Whether you're a landlord, tenant, or homeowner, you've probably come across an Energy Performance Certificate (EPC). An EPC, which carries ratings from A (the most efficient) to G (the least efficient), is required to sell or rent out a property. While there's no minimum rating to sell, the current minimum rating to rent out a property is E.
And that's about to change.
As it stands, in 2025, newly rented properties will need to have an Energy Performance Certificate (EPC) rating of a C or above. It's widely understood that this deadline is likely to be pushed back to 2028, but that has yet to be confirmed.
And while this deadline may seem like a long way off, consider this: according to the planning insights platform LandTech, only 39% of private rental properties in London meet that threshold now.
That means 61% of properties will be competing for a limited supply of builders and contractors to reach the new minimum threshold. The point is - there isn't cause for panic, but it's also important not to leave things to the last minute.
Fortunately, at Paramount more than half of all properties we let already meet this higher standard. And as I write this, we're working with our landlords to get D-G rated properties in line with the upcoming changes.
In light of this, we want to demystify what an EPC is and why you even need one (many people assume wrong!).
What is an EPC?
This is a document that provides information on the energy efficiency of a building. This comes in the form of:
- A score between 1 and 100 (called the Standard Assessment Procedure or SAP score) and
- A rating from A (most efficient) to G (least efficient) that's based on the SAP score
How is an EPC rating calculated?

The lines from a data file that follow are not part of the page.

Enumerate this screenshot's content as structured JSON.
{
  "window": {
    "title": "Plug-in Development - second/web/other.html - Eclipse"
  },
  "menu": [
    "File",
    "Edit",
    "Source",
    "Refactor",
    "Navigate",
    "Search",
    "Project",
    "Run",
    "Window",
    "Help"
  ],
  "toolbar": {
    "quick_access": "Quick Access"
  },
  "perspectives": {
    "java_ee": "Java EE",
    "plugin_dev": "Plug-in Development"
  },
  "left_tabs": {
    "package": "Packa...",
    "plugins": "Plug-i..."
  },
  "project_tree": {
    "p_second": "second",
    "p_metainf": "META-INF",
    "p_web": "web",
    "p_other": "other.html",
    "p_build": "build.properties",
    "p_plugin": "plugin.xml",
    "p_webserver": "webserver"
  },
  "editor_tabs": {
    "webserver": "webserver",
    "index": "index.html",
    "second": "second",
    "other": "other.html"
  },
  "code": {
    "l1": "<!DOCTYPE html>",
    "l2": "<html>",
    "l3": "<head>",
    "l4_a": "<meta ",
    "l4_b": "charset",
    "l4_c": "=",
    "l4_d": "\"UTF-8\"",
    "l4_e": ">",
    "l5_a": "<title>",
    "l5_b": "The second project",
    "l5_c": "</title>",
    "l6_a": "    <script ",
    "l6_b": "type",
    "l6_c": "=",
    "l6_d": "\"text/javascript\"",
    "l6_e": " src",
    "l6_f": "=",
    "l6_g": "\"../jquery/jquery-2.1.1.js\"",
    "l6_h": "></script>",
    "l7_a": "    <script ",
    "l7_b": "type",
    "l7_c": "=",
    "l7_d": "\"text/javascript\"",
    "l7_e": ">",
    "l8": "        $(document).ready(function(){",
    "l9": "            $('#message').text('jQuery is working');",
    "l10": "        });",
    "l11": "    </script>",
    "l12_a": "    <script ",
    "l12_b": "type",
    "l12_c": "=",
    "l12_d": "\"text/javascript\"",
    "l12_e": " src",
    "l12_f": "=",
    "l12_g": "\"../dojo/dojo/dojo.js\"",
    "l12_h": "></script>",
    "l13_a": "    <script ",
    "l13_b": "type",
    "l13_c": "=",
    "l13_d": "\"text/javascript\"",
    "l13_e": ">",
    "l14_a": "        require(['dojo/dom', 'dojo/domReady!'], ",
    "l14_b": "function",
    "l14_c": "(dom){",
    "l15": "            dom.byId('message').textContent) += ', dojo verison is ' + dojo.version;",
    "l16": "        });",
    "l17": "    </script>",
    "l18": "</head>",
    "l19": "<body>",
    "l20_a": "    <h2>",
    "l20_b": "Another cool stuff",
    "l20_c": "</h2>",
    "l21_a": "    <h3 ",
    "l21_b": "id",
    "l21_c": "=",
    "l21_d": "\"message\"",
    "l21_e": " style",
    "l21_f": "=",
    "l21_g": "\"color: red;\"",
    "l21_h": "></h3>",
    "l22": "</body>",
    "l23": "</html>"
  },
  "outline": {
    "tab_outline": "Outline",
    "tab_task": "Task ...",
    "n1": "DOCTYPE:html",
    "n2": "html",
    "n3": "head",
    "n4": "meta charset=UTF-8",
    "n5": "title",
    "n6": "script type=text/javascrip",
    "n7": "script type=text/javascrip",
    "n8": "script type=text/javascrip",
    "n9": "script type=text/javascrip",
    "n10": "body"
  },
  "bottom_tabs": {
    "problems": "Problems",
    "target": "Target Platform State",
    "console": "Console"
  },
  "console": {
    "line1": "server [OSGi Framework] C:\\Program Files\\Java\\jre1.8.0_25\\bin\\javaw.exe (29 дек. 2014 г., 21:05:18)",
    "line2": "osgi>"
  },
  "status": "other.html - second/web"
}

An EPC assessor looks at how much energy your property uses per square meter with things like heat and light, and how much it loses, for example, through poor insulation. The assessor is looking at your heating system efficiency, insulation, energy source (electric vs gas), what type of shower you have and whether you have any renewable energy technologies.
They use all of this information to calculate your property's SAP score, which determines your energy efficiency letter rating between A ang G.
An EPC will show your current rating, and also your potential rating that's achievable with specific improvements in the areas listed above.
When do I need an EPC?
If you're planning to sell, rent out, or build a property in London, you'll need a valid EPC. This EPC will need to be easily accessible in your marketing to potential buyers and renters.
Why do I need an EPC?
Some people have the impression that an EPC represents how environmentally friendly a property is - and this is actually only partially true.
An EPC primarily helps buyers and renters understand the energy costs associated with living in a property.
For example, it's true that better insulation and more efficient heating is both more environmentally friendly and cheaper to run. A gas boiler, however, is less enironmentally friendly than electric, but cheaper to run in terms of energy costs, so it will rate higher on an EPC.
How long does an EPC last?
An EPC produced today is valid for 10 years.
Who performs an EPC?
EPCs and the property market
If your property has an EPC in the range of C or above, it's something to shout about! It's an indication that running costs will be low, which is a selling point that's only becoming more popular amongst renters and buyers in the market.
Having an EPC means you can demonstrate that you've taken steps to comply with energy efficiency regulations and help reduce the carbon footprint of your property.